Both the inlet and outlets at Tally are on the north end, meaning that the water doesn’t so much as flow through the lake but rather flows into the lake and sits – forever until it soaks into the ground or evaporates. Foy’s Lake and Ashley Lake are both fed primarily from spring water and are crystal clear – not so for Tally Lake. Since the inlet and surrounding areas have miles of forest in every direction, and since the water comes from runoff – the water isn’t crystal clear like the previous two lakes. The lake has a tea color caused by tannic acid that comes from decomposing vegetation. It is still pretty but in a different way.
Best color is no color
I find watercolor to be very interesting. Clear is the best “color” and creates a deep blue increasing in color with depth. Glacier fed lakes have a silt blue color that also is very nice. Both Idaho and Montana have beautiful lakes. Some of the most beautiful water we have ever seen was at the Blue Pool in Oregon pictured in this post- Tamolitch Falls, Blue Pool. In the Blue Pool, the water was the same color as Windex. The color isn’t everything but it does make a good picture.

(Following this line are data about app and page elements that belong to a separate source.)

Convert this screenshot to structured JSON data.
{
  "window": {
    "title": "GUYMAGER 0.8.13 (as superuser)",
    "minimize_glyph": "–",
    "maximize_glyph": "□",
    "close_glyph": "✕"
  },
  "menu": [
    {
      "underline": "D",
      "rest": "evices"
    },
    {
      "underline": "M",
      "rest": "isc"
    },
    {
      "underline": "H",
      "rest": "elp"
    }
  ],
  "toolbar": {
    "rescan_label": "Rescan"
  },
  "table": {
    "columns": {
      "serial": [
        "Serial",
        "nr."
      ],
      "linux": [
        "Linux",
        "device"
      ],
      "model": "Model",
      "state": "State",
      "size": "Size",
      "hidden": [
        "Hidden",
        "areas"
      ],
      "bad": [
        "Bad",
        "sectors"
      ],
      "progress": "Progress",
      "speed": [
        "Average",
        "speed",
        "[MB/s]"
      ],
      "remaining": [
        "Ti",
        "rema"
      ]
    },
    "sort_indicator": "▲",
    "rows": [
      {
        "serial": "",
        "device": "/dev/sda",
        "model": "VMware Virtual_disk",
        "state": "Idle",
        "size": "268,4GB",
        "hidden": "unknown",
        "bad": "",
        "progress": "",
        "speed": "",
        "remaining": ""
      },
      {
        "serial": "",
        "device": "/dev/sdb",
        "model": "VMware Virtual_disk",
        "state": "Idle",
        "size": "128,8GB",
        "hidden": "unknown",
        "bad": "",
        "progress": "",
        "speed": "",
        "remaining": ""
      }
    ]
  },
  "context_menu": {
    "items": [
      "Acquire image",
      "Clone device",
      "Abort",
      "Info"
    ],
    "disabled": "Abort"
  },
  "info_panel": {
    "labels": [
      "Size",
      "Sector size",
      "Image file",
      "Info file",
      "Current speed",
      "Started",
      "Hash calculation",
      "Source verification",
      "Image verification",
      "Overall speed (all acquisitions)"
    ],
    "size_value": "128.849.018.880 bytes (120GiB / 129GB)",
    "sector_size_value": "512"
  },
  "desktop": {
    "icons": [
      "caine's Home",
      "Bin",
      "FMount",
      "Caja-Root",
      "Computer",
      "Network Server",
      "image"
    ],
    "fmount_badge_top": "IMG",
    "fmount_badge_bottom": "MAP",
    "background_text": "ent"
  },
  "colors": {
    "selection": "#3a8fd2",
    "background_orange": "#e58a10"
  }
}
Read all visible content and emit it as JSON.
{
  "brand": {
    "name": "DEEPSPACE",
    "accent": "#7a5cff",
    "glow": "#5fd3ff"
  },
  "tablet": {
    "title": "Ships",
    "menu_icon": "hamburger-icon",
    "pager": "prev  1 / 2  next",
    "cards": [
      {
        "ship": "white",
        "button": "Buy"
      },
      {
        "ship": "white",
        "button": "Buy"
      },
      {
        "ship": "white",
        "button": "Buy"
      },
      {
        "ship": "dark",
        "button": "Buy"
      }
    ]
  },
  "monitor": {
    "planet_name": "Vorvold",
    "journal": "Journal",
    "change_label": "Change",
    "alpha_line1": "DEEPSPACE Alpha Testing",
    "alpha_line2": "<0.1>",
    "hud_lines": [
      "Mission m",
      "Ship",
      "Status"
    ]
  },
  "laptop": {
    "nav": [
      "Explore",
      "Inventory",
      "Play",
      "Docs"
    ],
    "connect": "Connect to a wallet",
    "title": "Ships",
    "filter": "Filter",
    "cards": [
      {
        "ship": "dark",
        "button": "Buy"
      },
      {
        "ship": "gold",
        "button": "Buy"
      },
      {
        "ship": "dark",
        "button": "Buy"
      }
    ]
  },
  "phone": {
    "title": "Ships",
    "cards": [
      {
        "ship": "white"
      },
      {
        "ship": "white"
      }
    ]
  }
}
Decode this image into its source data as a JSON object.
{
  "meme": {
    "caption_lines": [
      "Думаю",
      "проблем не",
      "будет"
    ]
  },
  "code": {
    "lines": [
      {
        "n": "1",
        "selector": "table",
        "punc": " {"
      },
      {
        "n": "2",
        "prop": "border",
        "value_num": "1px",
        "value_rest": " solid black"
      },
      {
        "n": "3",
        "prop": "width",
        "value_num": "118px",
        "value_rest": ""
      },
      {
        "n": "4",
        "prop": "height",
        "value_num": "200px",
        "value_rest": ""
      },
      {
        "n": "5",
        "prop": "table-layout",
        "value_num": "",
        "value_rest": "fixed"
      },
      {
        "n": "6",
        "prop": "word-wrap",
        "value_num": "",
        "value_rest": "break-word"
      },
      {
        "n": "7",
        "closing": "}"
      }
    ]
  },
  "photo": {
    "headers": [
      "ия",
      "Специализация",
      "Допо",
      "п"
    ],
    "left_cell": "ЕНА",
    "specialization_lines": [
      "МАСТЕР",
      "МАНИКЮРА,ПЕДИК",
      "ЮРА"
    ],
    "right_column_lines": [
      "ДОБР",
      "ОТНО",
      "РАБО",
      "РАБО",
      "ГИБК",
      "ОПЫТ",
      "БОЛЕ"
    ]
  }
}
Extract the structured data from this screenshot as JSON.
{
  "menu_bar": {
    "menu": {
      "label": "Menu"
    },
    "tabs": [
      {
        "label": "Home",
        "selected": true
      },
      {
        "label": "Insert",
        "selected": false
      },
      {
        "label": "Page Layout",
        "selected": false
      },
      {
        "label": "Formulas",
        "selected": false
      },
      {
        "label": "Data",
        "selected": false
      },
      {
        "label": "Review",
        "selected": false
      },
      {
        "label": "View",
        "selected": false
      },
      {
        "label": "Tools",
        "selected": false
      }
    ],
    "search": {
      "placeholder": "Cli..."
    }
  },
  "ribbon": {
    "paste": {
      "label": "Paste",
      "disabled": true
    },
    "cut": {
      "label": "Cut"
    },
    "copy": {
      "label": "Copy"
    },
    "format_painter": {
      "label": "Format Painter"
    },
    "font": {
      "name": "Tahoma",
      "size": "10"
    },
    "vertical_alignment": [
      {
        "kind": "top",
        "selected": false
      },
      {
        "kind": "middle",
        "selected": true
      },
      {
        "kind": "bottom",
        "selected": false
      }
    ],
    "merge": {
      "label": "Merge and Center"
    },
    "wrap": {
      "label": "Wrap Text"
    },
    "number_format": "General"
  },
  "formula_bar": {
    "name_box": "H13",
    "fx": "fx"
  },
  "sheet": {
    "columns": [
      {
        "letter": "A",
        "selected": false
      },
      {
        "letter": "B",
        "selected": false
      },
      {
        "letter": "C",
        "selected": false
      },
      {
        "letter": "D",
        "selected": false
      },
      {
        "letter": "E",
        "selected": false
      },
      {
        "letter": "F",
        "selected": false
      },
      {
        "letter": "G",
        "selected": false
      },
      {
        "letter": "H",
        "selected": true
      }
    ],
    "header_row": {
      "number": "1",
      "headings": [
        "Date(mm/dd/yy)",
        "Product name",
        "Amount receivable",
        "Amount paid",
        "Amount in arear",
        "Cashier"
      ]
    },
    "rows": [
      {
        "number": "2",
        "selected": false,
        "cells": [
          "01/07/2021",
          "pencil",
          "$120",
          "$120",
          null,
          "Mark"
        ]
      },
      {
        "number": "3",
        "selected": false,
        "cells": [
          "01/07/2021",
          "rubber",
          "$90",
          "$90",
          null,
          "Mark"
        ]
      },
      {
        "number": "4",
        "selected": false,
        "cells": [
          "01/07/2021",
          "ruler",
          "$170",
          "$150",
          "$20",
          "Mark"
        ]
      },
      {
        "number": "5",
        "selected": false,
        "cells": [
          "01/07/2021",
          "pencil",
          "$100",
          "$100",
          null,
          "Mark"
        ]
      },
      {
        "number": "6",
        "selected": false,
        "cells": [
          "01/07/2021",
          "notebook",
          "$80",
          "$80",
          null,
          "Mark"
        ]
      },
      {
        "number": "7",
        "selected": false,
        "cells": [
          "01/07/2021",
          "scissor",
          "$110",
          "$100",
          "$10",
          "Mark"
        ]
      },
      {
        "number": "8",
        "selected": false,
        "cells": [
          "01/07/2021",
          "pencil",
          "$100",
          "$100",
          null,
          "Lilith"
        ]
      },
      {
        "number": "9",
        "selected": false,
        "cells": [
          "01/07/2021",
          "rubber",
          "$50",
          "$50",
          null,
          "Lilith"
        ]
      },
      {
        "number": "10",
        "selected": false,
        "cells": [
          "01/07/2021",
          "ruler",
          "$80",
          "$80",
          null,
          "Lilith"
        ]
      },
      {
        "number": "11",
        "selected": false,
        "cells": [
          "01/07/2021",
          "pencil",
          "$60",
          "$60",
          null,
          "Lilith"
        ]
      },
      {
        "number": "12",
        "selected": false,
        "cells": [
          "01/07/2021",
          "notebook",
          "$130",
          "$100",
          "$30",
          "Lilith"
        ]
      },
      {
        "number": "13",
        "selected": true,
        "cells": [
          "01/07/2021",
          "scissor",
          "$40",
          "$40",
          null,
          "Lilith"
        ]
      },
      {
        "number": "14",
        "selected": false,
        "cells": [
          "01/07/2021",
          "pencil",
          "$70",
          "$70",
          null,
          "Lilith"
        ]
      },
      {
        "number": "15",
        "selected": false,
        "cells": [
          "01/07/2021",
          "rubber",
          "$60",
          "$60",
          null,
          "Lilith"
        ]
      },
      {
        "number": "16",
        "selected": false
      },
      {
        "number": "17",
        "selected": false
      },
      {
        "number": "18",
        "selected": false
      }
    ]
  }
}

If we were more remote we would need a different kind of RV. Or perhaps horses.
Tally Lake is at about the halfway point on Tally Lake Road. You get there from the north by turning south on Tally Lake Road from Star Meadow Road. Or you get there from the southeast by turning west on Tally Lake Road from Farm to Market Road. The easy way, requiring only four miles of gravel road is from the north. All of these roads are National Forest roads and that is where the confusion sets in because Tally Lake Road is either NF 913 or also NF 113 depending on your location. Do not follow your GPS which will take you down Old Tally Lake Road — this road does not lead to the campground or to Tally Lake.
Here is a link to our campsite review of Tally Lake Campground.
The long way is the easy way. The harder way is shorter. Our route from the north only required four miles of narrow gravel road rather than the more direct route that would have been along the lake edge. As it is, the back of our RV and car got quite the dusting. I have washed off the front of the car twice since arrival, just to see out the windshield. There is no reason to wash off the RV or the back of the car, here dust is measured in layers and depth, and it cannot be escaped.
Once in the campground, we still have dust problems, dust is now everywhere. We won’t be coming back here, but I am glad we are here. The final straw is the dust. One and done.
Remote enough for you?
Once you get there, the only lights you will see are the campfires in the campground for about twenty miles. If you need electricity you need to bring it with you, the same for water. The nearest cell service will be found at the top of a mountain to the south after going about ten miles on a forest service double track. (Double track = two tire ruts with grass down the middle)
Not remote enough?
I expected that it would be a great place to view Montana wildlife. It was a tad disappointing in that respect. We did see a snowshoe hare in summer colors and a few still-life turtles. The turtles were very patient subjects for the camera.